Required action:
One number alone answers this: the count of lines below in which the word "JSON" is found.

Available data:
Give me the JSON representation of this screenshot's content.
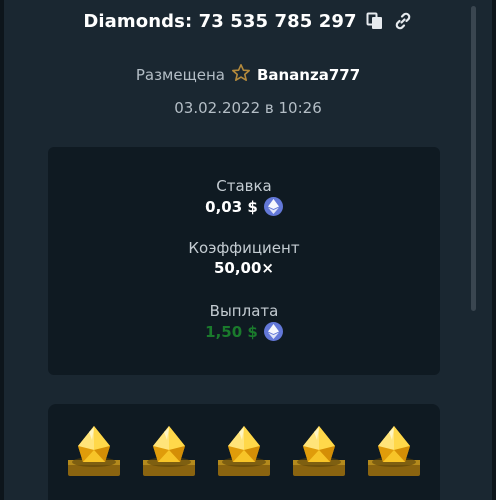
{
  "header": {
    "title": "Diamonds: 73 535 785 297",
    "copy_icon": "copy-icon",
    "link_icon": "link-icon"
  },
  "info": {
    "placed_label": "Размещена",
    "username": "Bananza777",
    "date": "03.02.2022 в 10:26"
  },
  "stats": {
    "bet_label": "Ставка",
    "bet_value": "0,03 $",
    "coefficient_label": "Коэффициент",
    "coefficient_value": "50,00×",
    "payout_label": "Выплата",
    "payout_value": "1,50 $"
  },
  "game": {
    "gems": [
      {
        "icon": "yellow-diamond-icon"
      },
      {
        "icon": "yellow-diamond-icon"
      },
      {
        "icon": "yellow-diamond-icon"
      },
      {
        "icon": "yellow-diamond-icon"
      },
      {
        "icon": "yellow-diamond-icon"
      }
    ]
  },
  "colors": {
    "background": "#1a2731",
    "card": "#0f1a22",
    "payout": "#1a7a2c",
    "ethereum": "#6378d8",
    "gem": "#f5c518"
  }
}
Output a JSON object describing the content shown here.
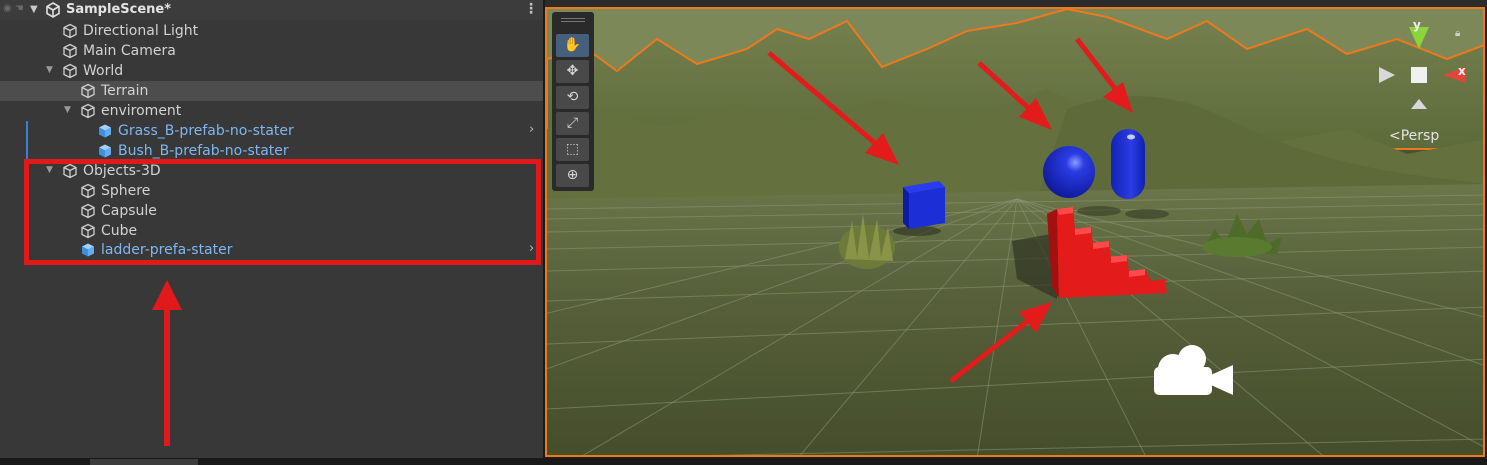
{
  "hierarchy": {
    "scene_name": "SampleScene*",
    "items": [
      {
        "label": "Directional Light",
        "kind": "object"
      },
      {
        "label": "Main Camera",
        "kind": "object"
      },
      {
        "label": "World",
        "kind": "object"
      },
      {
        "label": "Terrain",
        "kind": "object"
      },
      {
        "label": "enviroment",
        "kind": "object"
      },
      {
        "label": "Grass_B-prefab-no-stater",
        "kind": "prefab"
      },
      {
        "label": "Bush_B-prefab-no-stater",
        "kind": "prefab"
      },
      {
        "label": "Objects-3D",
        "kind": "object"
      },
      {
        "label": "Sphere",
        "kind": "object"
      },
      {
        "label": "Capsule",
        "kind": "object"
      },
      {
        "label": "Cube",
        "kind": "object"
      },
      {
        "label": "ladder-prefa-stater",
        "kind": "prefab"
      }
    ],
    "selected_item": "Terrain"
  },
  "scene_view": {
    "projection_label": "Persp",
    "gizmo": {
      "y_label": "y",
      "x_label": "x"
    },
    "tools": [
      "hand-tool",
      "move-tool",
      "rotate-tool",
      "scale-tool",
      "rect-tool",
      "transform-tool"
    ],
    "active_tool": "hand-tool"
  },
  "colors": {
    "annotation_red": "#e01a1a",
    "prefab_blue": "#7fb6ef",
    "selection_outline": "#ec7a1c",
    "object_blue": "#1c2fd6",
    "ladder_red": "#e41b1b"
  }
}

Expected answer:
2